• **Task material**
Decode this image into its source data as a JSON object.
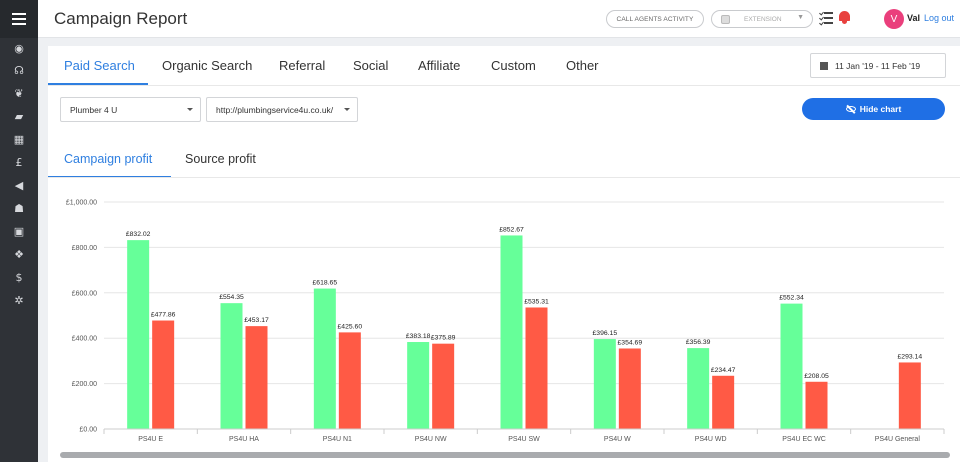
{
  "sidebar": {
    "menu_icon": "hamburger-icon",
    "items": [
      {
        "icon": "dashboard-icon",
        "glyph": "◉"
      },
      {
        "icon": "headset-icon",
        "glyph": "☊"
      },
      {
        "icon": "leaf-icon",
        "glyph": "❦"
      },
      {
        "icon": "briefcase-icon",
        "glyph": "▰"
      },
      {
        "icon": "table-icon",
        "glyph": "▦"
      },
      {
        "icon": "pound-icon",
        "glyph": "£"
      },
      {
        "icon": "megaphone-icon",
        "glyph": "◀"
      },
      {
        "icon": "users-icon",
        "glyph": "☗"
      },
      {
        "icon": "contact-book-icon",
        "glyph": "▣"
      },
      {
        "icon": "cubes-icon",
        "glyph": "❖"
      },
      {
        "icon": "dollar-icon",
        "glyph": "$"
      },
      {
        "icon": "settings-icon",
        "glyph": "✲"
      }
    ]
  },
  "header": {
    "title": "Campaign Report",
    "call_agents_label": "CALL AGENTS ACTIVITY",
    "extension_placeholder": "EXTENSION",
    "avatar_initial": "V",
    "user_name": "Val",
    "logout_label": "Log out"
  },
  "tabs": {
    "items": [
      "Paid Search",
      "Organic Search",
      "Referral",
      "Social",
      "Affiliate",
      "Custom",
      "Other"
    ],
    "active": 0
  },
  "date_range": "11 Jan '19 - 11 Feb '19",
  "filters": {
    "client": "Plumber 4 U",
    "website": "http://plumbingservice4u.co.uk/"
  },
  "hide_chart_label": "Hide chart",
  "subtabs": {
    "items": [
      "Campaign profit",
      "Source profit"
    ],
    "active": 0
  },
  "colors": {
    "accent": "#2f7fe0",
    "button": "#1f6fe5",
    "series_green": "#66ff99",
    "series_red": "#ff5a45"
  },
  "chart_data": {
    "type": "bar",
    "categories": [
      "PS4U E",
      "PS4U HA",
      "PS4U N1",
      "PS4U NW",
      "PS4U SW",
      "PS4U W",
      "PS4U WD",
      "PS4U EC WC",
      "PS4U General"
    ],
    "series": [
      {
        "values": [
          832.02,
          554.35,
          618.65,
          383.18,
          852.67,
          396.15,
          356.39,
          552.34,
          null
        ],
        "labels": [
          "£832.02",
          "£554.35",
          "£618.65",
          "£383.18",
          "£852.67",
          "£396.15",
          "£356.39",
          "£552.34",
          ""
        ],
        "color": "#66ff99"
      },
      {
        "values": [
          477.86,
          453.17,
          425.6,
          375.89,
          535.31,
          354.69,
          234.47,
          208.05,
          293.14
        ],
        "labels": [
          "£477.86",
          "£453.17",
          "£425.60",
          "£375.89",
          "£535.31",
          "£354.69",
          "£234.47",
          "£208.05",
          "£293.14"
        ],
        "color": "#ff5a45"
      }
    ],
    "ylim": [
      0,
      1000
    ],
    "yticks": [
      0,
      200,
      400,
      600,
      800,
      1000
    ],
    "ytick_labels": [
      "£0.00",
      "£200.00",
      "£400.00",
      "£600.00",
      "£800.00",
      "£1,000.00"
    ],
    "grid": true,
    "legend": "none"
  }
}
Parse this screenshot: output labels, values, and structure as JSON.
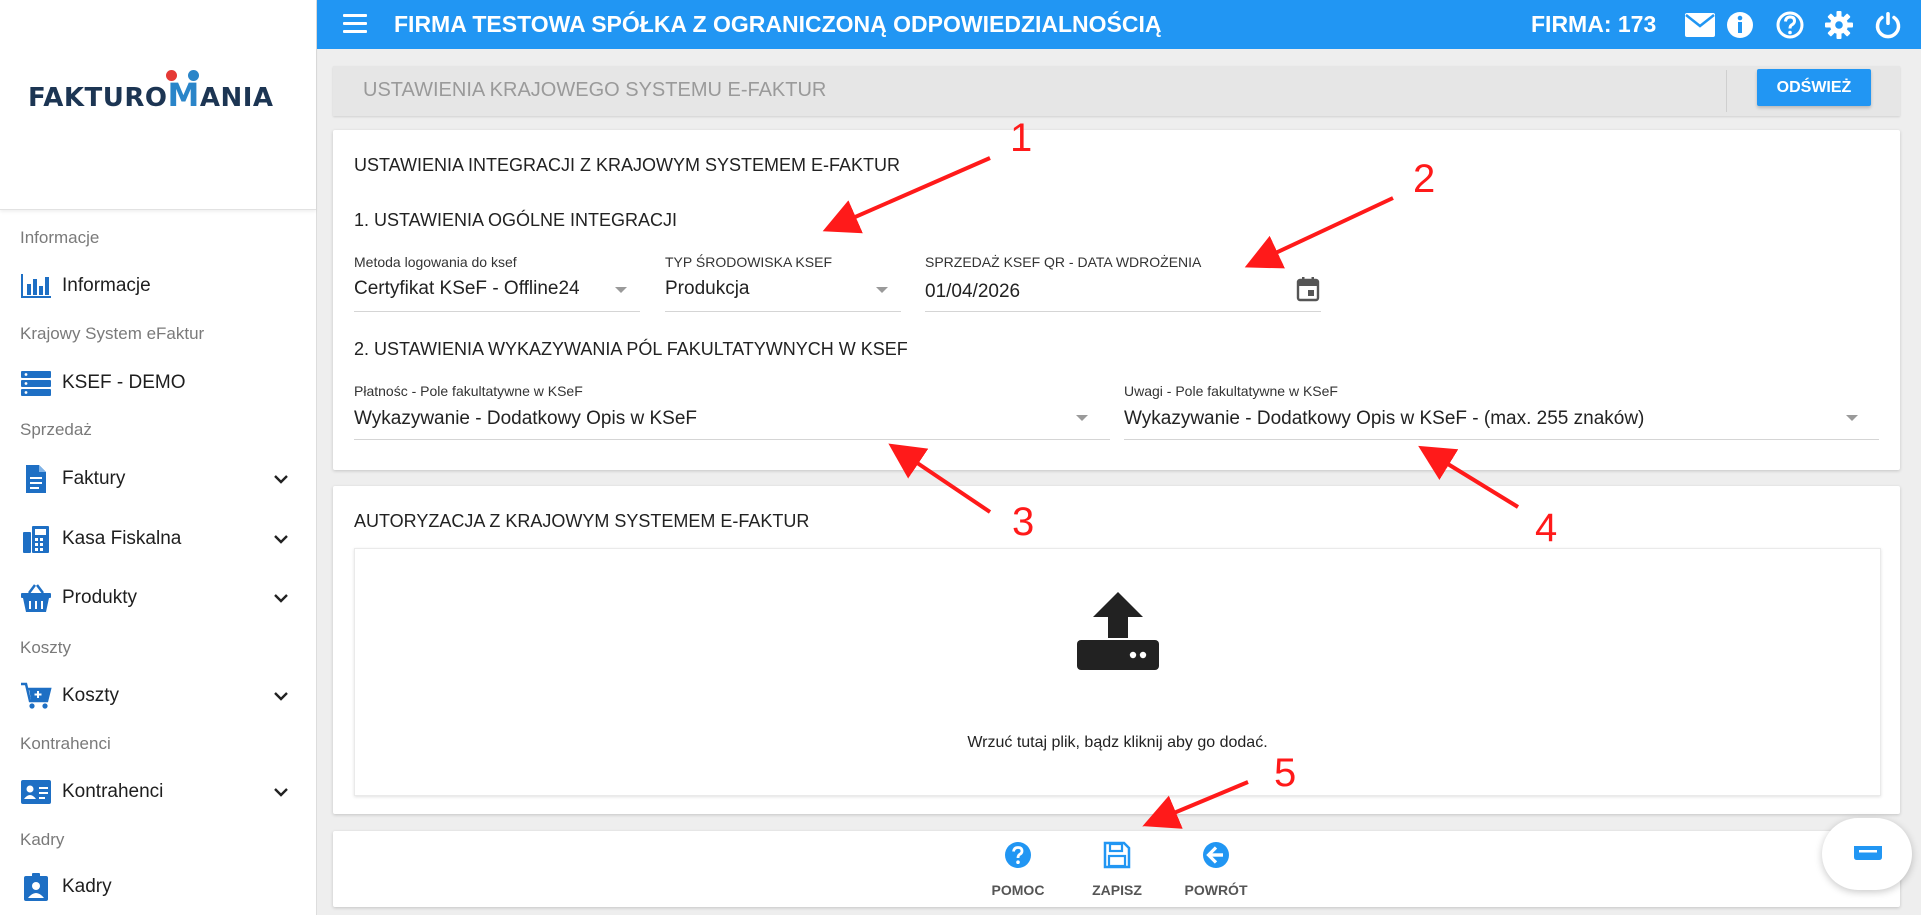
{
  "app": {
    "logo_text_left": "FAKTURO",
    "logo_text_m": "M",
    "logo_text_right": "ANIA",
    "company_title": "FIRMA TESTOWA SPÓŁKA Z OGRANICZONĄ ODPOWIEDZIALNOŚCIĄ",
    "firma_label": "FIRMA: 173",
    "accent_color": "#2196f3",
    "top_icons": [
      "mail-icon",
      "info-icon",
      "help-icon",
      "settings-icon",
      "power-icon"
    ]
  },
  "sidebar": {
    "sections": [
      {
        "label": "Informacje",
        "items": [
          {
            "label": "Informacje",
            "icon": "bar-chart-icon",
            "expandable": false
          }
        ]
      },
      {
        "label": "Krajowy System eFaktur",
        "items": [
          {
            "label": "KSEF - DEMO",
            "icon": "server-icon",
            "expandable": false
          }
        ]
      },
      {
        "label": "Sprzedaż",
        "items": [
          {
            "label": "Faktury",
            "icon": "document-icon",
            "expandable": true
          },
          {
            "label": "Kasa Fiskalna",
            "icon": "cash-register-icon",
            "expandable": true
          },
          {
            "label": "Produkty",
            "icon": "basket-icon",
            "expandable": true
          }
        ]
      },
      {
        "label": "Koszty",
        "items": [
          {
            "label": "Koszty",
            "icon": "cart-add-icon",
            "expandable": true
          }
        ]
      },
      {
        "label": "Kontrahenci",
        "items": [
          {
            "label": "Kontrahenci",
            "icon": "contact-card-icon",
            "expandable": true
          }
        ]
      },
      {
        "label": "Kadry",
        "items": [
          {
            "label": "Kadry",
            "icon": "person-badge-icon",
            "expandable": false
          }
        ]
      }
    ]
  },
  "panel": {
    "title": "USTAWIENIA KRAJOWEGO SYSTEMU E-FAKTUR",
    "refresh_label": "ODŚWIEŻ"
  },
  "integration": {
    "heading": "USTAWIENIA INTEGRACJI Z KRAJOWYM SYSTEMEM E-FAKTUR",
    "general_heading": "1. USTAWIENIA OGÓLNE INTEGRACJI",
    "login_method": {
      "label": "Metoda logowania do ksef",
      "value": "Certyfikat KSeF - Offline24"
    },
    "environment": {
      "label": "TYP ŚRODOWISKA KSEF",
      "value": "Produkcja"
    },
    "qr_date": {
      "label": "SPRZEDAŻ KSEF QR - DATA WDROŻENIA",
      "value": "01/04/2026"
    },
    "optional_heading": "2. USTAWIENIA WYKAZYWANIA PÓL FAKULTATYWNYCH W KSEF",
    "payment_field": {
      "label": "Płatnośc - Pole fakultatywne w KSeF",
      "value": "Wykazywanie - Dodatkowy Opis w KSeF"
    },
    "remarks_field": {
      "label": "Uwagi - Pole fakultatywne w KSeF",
      "value": "Wykazywanie - Dodatkowy Opis w KSeF - (max. 255 znaków)"
    }
  },
  "authorization": {
    "heading": "AUTORYZACJA Z KRAJOWYM SYSTEMEM E-FAKTUR",
    "dropzone_text": "Wrzuć tutaj plik, bądz kliknij aby go dodać."
  },
  "actions": {
    "help_label": "POMOC",
    "save_label": "ZAPISZ",
    "back_label": "POWRÓT"
  },
  "annotations": {
    "color": "#ff1a1a",
    "labels": [
      "1",
      "2",
      "3",
      "4",
      "5"
    ]
  }
}
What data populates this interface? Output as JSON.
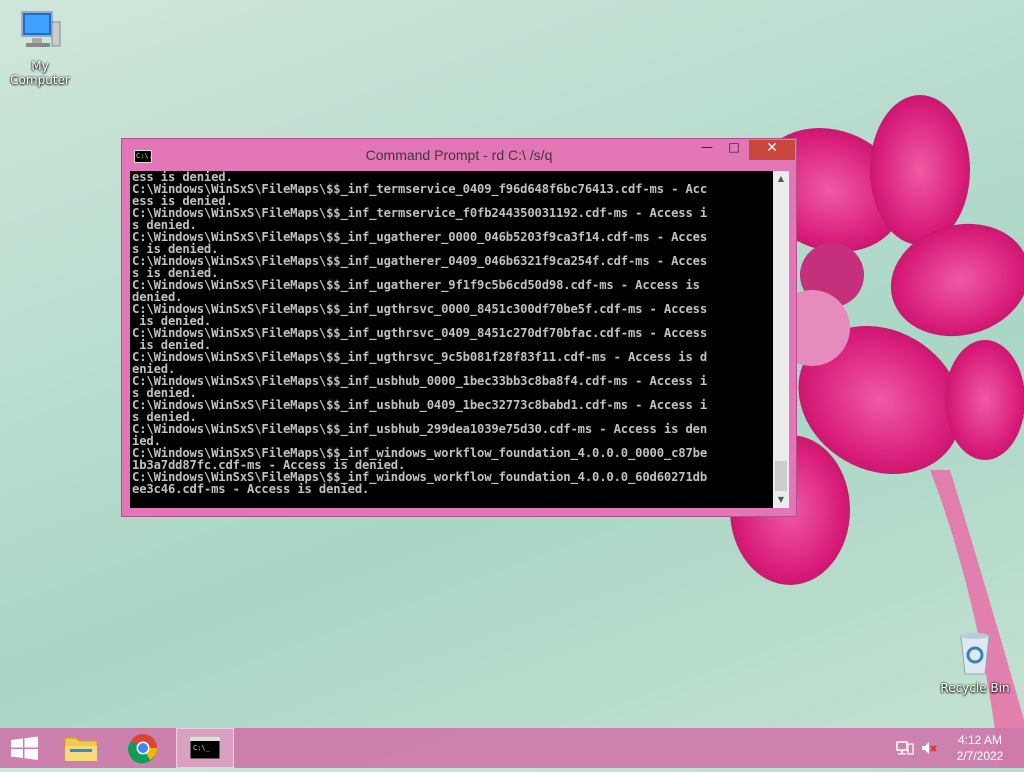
{
  "desktop": {
    "icons": [
      {
        "label": "My Computer"
      },
      {
        "label": "Recycle Bin"
      }
    ]
  },
  "window": {
    "title": "Command Prompt - rd  C:\\ /s/q",
    "minimize_glyph": "—",
    "maximize_glyph": "□",
    "close_glyph": "✕",
    "icon_text": "C:\\.",
    "console_lines": [
      "ess is denied.",
      "C:\\Windows\\WinSxS\\FileMaps\\$$_inf_termservice_0409_f96d648f6bc76413.cdf-ms - Acc",
      "ess is denied.",
      "C:\\Windows\\WinSxS\\FileMaps\\$$_inf_termservice_f0fb244350031192.cdf-ms - Access i",
      "s denied.",
      "C:\\Windows\\WinSxS\\FileMaps\\$$_inf_ugatherer_0000_046b5203f9ca3f14.cdf-ms - Acces",
      "s is denied.",
      "C:\\Windows\\WinSxS\\FileMaps\\$$_inf_ugatherer_0409_046b6321f9ca254f.cdf-ms - Acces",
      "s is denied.",
      "C:\\Windows\\WinSxS\\FileMaps\\$$_inf_ugatherer_9f1f9c5b6cd50d98.cdf-ms - Access is",
      "denied.",
      "C:\\Windows\\WinSxS\\FileMaps\\$$_inf_ugthrsvc_0000_8451c300df70be5f.cdf-ms - Access",
      " is denied.",
      "C:\\Windows\\WinSxS\\FileMaps\\$$_inf_ugthrsvc_0409_8451c270df70bfac.cdf-ms - Access",
      " is denied.",
      "C:\\Windows\\WinSxS\\FileMaps\\$$_inf_ugthrsvc_9c5b081f28f83f11.cdf-ms - Access is d",
      "enied.",
      "C:\\Windows\\WinSxS\\FileMaps\\$$_inf_usbhub_0000_1bec33bb3c8ba8f4.cdf-ms - Access i",
      "s denied.",
      "C:\\Windows\\WinSxS\\FileMaps\\$$_inf_usbhub_0409_1bec32773c8babd1.cdf-ms - Access i",
      "s denied.",
      "C:\\Windows\\WinSxS\\FileMaps\\$$_inf_usbhub_299dea1039e75d30.cdf-ms - Access is den",
      "ied.",
      "C:\\Windows\\WinSxS\\FileMaps\\$$_inf_windows_workflow_foundation_4.0.0.0_0000_c87be",
      "1b3a7dd87fc.cdf-ms - Access is denied.",
      "C:\\Windows\\WinSxS\\FileMaps\\$$_inf_windows_workflow_foundation_4.0.0.0_60d60271db",
      "ee3c46.cdf-ms - Access is denied."
    ]
  },
  "taskbar": {
    "items": [
      {
        "name": "start-button"
      },
      {
        "name": "file-explorer-icon"
      },
      {
        "name": "chrome-icon"
      },
      {
        "name": "command-prompt-icon"
      }
    ],
    "clock": {
      "time": "4:12 AM",
      "date": "2/7/2022"
    }
  },
  "colors": {
    "window_frame": "#e276b6",
    "close_button": "#c9463d",
    "taskbar": "#ce78aa",
    "console_bg": "#000000",
    "console_fg": "#c0c0c0"
  }
}
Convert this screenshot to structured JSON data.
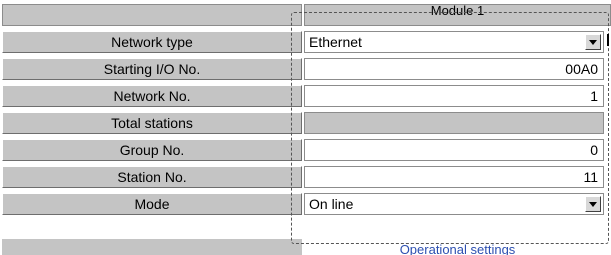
{
  "header": {
    "module_label": "Module 1"
  },
  "rows": [
    {
      "label": "Network type",
      "value": "Ethernet",
      "kind": "select"
    },
    {
      "label": "Starting I/O No.",
      "value": "00A0",
      "kind": "number"
    },
    {
      "label": "Network No.",
      "value": "1",
      "kind": "number"
    },
    {
      "label": "Total stations",
      "value": "",
      "kind": "disabled"
    },
    {
      "label": "Group No.",
      "value": "0",
      "kind": "number"
    },
    {
      "label": "Station No.",
      "value": "11",
      "kind": "number"
    },
    {
      "label": "Mode",
      "value": "On line",
      "kind": "select"
    }
  ],
  "footer": {
    "link_label": "Operational settings"
  },
  "icons": {
    "dropdown": "chevron-down-icon"
  },
  "colors": {
    "label_bg": "#c4c4c4",
    "cell_bg": "#ffffff",
    "link": "#2c4fb0"
  }
}
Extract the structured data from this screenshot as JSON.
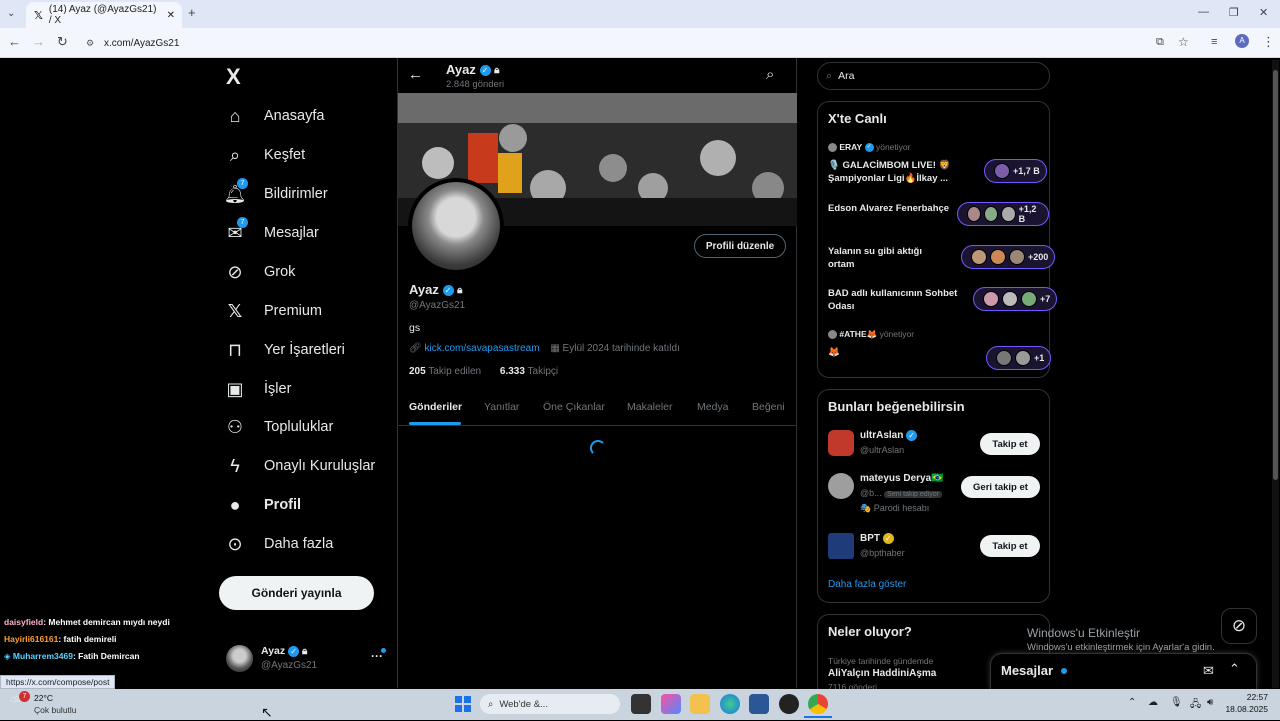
{
  "browser": {
    "tab_title": "(14) Ayaz (@AyazGs21) / X",
    "url": "x.com/AyazGs21",
    "status_url": "https://x.com/compose/post",
    "avatar_letter": "A"
  },
  "nav": {
    "logo": "X",
    "items": [
      {
        "label": "Anasayfa",
        "icon": "home-icon"
      },
      {
        "label": "Keşfet",
        "icon": "search-icon"
      },
      {
        "label": "Bildirimler",
        "icon": "bell-icon",
        "badge": "7"
      },
      {
        "label": "Mesajlar",
        "icon": "mail-icon",
        "badge": "7"
      },
      {
        "label": "Grok",
        "icon": "grok-icon"
      },
      {
        "label": "Premium",
        "icon": "x-icon"
      },
      {
        "label": "Yer İşaretleri",
        "icon": "bookmark-icon"
      },
      {
        "label": "İşler",
        "icon": "briefcase-icon"
      },
      {
        "label": "Topluluklar",
        "icon": "communities-icon"
      },
      {
        "label": "Onaylı Kuruluşlar",
        "icon": "lightning-icon"
      },
      {
        "label": "Profil",
        "icon": "person-icon"
      },
      {
        "label": "Daha fazla",
        "icon": "more-circle-icon"
      }
    ],
    "post_button": "Gönderi yayınla",
    "account_name": "Ayaz",
    "account_handle": "@AyazGs21"
  },
  "header": {
    "name": "Ayaz",
    "posts": "2.848 gönderi"
  },
  "profile": {
    "edit_button": "Profili düzenle",
    "name": "Ayaz",
    "handle": "@AyazGs21",
    "bio": "gs",
    "link": "kick.com/savapasastream",
    "joined": "Eylül 2024 tarihinde katıldı",
    "following_count": "205",
    "following_label": "Takip edilen",
    "followers_count": "6.333",
    "followers_label": "Takipçi",
    "tabs": [
      "Gönderiler",
      "Yanıtlar",
      "Öne Çıkanlar",
      "Makaleler",
      "Medya",
      "Beğeni"
    ]
  },
  "search": {
    "placeholder": "Ara"
  },
  "live": {
    "title": "X'te Canlı",
    "host1": "ERAY",
    "hosting_label": "yönetiyor",
    "spaces": [
      {
        "title": "🎙️ GALACİMBOM LIVE! 🦁 Şampiyonlar Ligi🔥İlkay ...",
        "count": "+1,7 B"
      },
      {
        "title": "Edson Alvarez Fenerbahçe",
        "count": "+1,2 B"
      },
      {
        "title": "Yalanın su gibi aktığı ortam",
        "count": "+200"
      },
      {
        "title": "BAD adlı kullanıcının Sohbet Odası",
        "count": "+7"
      },
      {
        "title": "🦊",
        "count": "+1"
      }
    ],
    "host2": "#ATHE🦊"
  },
  "suggest": {
    "title": "Bunları beğenebilirsin",
    "users": [
      {
        "name": "ultrAslan",
        "handle": "@ultrAslan",
        "button": "Takip et"
      },
      {
        "name": "mateyus Derya🇧🇷",
        "handle": "@b...",
        "tag": "Seni takip ediyor",
        "note": "🎭 Parodi hesabı",
        "button": "Geri takip et"
      },
      {
        "name": "BPT",
        "handle": "@bpthaber",
        "button": "Takip et"
      }
    ],
    "more": "Daha fazla göster"
  },
  "trends": {
    "title": "Neler oluyor?",
    "context": "Türkiye tarihinde gündemde",
    "topic": "AliYalçın HaddiniAşma",
    "count": "7116 gönderi"
  },
  "messages": {
    "label": "Mesajlar"
  },
  "watermark": {
    "line1": "Windows'u Etkinleştir",
    "line2": "Windows'u etkinleştirmek için Ayarlar'a gidin."
  },
  "chat": [
    {
      "user": "daisyfield",
      "text": ": Mehmet demircan mıydı neydi",
      "color": "#ffb3c8"
    },
    {
      "user": "Hayirli616161",
      "text": ": fatih demireli",
      "color": "#ffa033"
    },
    {
      "user": "Muharrem3469",
      "text": ": Fatih Demircan",
      "color": "#5ad3ff"
    }
  ],
  "taskbar": {
    "weather_temp": "22°C",
    "weather_text": "Çok bulutlu",
    "weather_badge": "7",
    "search_text": "Web'de &...",
    "time": "22:57",
    "date": "18.08.2025"
  }
}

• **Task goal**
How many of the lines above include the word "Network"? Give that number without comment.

• **Answer for this exercise**
2